There are three main considerations when choosing paper: size, stock and weight (thickness).
You're probably familiar with the ISO A series - A1, A2, A3, A4, A5 etc. but there are lots of other standard formats so talk to your printer. Standard formats are cheaper because you're buying paper that is ready made. On a litho printer this comes in rolls that pass through the printer and then are then cut to form individual pages once a section has printed. With digital printing they are normally single sheets to start with. You can request a custom-made paper size for litho printing but this will cost more.
Paper is available in two main types: coated and uncoated.
Coated papers are named and priced according to the finish: Matt, satin, silk, art and gloss. As the name suggests, coated papers have a coating applied to the surface of the paper to produce a certain look and texture. Coated stock feels smoother to the touch than uncoated and because the ink sits on top of the coating, you'll get a more vibrant colour than on uncoated. However ink can take longer to dry and some coatings, such as matt laminate, can mark easily. This can be combatted by adding a sealant on top of the coating.
Uncoated stock has an expensive feel and is often thought to imply quality. It is more expensive than most coated stock, and is often preferred for print publications that are seen as less disposable. For example, most magazines and flyers are printed on silk or gloss, but a university prospectus or degree certificate is more likely to be on uncoated stock. The ink sinks further into uncoated stock meaning that colours can seem slightly less vibrant. To combat this, Pantone colours (professional colour references) for uncoated stock are made up of a different proportion of the four ink colours – CMYK – than those for coated stock. You can also boost vibrancy by asking your designer to use the brighter colours from the brand palette. Ink dries more quickly on uncoated stock, meaning special finishes can be applied soon after printing.
The thickness (or weight) of paper is measured in gsm, which stands for grams per square metre). Weights for paper range from 40-170 gsm. Above 170gsm, paper is referred to as ‘board’. Often the inside pages of a document will be in paper/board of a lower gsm than the cover.

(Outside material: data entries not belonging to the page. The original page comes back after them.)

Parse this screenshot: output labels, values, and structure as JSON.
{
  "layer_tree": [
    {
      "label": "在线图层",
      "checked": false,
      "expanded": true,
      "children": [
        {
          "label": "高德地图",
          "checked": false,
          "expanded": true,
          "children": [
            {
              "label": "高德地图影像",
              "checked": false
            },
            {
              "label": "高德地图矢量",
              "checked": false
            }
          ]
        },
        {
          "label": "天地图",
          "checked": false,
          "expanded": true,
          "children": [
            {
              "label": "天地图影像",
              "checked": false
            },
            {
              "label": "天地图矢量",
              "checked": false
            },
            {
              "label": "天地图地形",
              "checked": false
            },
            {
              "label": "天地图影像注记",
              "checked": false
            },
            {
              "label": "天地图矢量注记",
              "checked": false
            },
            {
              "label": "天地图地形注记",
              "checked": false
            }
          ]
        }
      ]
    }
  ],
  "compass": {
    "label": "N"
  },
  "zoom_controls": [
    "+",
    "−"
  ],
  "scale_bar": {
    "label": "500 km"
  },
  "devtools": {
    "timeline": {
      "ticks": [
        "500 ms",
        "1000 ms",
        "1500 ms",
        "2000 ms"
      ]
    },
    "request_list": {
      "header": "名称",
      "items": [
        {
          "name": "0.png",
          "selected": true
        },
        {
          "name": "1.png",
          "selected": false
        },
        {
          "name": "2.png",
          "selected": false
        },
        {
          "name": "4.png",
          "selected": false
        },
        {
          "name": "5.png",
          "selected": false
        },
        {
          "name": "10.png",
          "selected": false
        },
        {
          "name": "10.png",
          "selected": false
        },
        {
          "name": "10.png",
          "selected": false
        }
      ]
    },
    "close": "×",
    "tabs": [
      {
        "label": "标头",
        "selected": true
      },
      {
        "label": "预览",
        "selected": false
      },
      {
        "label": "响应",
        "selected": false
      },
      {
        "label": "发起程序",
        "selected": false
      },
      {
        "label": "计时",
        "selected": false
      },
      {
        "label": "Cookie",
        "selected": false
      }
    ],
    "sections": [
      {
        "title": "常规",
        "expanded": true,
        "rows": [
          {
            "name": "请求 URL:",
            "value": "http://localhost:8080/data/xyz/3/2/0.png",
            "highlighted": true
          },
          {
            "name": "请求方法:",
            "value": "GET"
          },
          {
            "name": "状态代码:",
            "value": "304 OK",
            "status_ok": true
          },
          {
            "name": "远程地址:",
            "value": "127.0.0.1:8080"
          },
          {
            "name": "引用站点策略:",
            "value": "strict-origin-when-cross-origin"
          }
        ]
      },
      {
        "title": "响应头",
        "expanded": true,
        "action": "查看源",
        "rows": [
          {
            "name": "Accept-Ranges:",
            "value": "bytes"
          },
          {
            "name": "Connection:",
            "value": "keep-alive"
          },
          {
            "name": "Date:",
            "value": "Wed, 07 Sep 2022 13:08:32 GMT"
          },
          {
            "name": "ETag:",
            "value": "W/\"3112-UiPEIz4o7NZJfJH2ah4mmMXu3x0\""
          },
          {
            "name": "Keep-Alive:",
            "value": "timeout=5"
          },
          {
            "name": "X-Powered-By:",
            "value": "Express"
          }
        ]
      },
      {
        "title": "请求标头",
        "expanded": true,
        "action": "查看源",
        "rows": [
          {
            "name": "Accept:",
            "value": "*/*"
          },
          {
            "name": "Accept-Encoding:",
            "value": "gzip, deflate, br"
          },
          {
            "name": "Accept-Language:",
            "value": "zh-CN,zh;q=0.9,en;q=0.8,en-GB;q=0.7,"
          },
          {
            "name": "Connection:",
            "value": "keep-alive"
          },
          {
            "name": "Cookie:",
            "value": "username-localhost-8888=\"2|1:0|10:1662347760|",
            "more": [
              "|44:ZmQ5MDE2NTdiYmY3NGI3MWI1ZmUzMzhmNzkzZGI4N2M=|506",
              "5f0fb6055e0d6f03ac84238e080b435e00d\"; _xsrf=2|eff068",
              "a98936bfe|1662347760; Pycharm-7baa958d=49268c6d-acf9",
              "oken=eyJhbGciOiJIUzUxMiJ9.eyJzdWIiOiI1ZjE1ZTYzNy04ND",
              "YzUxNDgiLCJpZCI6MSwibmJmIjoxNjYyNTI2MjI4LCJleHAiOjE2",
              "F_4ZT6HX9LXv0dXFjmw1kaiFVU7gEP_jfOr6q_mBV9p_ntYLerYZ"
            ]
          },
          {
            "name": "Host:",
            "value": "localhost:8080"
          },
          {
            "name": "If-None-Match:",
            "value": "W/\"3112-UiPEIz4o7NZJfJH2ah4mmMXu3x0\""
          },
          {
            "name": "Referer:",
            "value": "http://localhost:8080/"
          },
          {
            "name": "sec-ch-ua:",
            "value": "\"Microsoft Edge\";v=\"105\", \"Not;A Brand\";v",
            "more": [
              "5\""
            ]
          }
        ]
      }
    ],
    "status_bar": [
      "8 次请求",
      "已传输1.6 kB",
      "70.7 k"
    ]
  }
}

To make your print document really stand out, you can ask for special finishes to be applied after printing. Warwick Print will help you liaise with litho printers to find out what might work and how much it will cost. Special finishes can be quite costly and will take extra time to complete once the normal printing process is completed, so are often reserved for use on covers or areas where they will have the most impact.
Examples of special finishes include:

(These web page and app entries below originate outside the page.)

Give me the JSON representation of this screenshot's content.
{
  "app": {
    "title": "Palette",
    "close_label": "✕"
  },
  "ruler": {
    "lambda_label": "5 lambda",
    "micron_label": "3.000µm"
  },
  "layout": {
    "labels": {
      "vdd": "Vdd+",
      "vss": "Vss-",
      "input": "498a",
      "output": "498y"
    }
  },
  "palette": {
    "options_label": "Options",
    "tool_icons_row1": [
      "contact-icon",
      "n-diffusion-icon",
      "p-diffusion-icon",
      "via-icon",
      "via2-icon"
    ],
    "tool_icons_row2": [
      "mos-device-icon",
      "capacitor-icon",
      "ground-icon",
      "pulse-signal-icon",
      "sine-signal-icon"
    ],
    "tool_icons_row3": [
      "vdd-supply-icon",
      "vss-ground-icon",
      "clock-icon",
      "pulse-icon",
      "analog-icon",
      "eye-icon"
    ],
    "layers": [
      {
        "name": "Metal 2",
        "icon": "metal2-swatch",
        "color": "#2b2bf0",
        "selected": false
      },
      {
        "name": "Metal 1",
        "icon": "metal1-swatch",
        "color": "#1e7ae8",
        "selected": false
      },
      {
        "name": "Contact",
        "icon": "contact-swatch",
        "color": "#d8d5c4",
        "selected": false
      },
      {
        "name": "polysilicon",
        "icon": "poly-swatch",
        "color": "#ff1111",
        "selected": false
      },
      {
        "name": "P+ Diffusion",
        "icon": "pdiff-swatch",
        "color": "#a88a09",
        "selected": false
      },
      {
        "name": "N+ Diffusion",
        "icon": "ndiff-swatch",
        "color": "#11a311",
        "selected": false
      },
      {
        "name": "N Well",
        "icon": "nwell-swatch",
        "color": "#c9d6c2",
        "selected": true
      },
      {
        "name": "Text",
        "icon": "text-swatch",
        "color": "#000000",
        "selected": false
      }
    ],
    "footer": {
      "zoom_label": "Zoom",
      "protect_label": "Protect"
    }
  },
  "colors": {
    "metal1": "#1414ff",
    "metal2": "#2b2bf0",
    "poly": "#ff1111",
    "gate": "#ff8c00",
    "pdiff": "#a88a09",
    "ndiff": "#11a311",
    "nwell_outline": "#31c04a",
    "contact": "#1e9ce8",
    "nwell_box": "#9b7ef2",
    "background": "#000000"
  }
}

Foiling blocking – stamping/pressing foil onto the paper in a set design. It could be used to stamp text, an image or a shape onto your publication and foil can is available in many different colours or clear. Our 2017 prospectuses use clear foiling on the foot of the covers and on the text on the inside front cover. Clear foil adds a shiny effect similar to spot UV gloss (see below)
Matt laminate and spot UV gloss – adding areas of matt or gloss finish to pick out details in your design and add texture. Spot UV gloss doesn’t sit well on all types of paper. Clear foil (see above) may be an alternative. Warwick Print can talk to whoever is doing the finishes about the best options.
Die-cutting – cutting out windows or shapes around the edges of a piece of paper. This process is automated and can be quite intricate, but bear in mind likely wear and tear of people using the document.
Embossing and debossing – raising (embossing) or lowering (debossing) areas of the page so they sit above or below the surface of the rest of the page, creating highlights and texture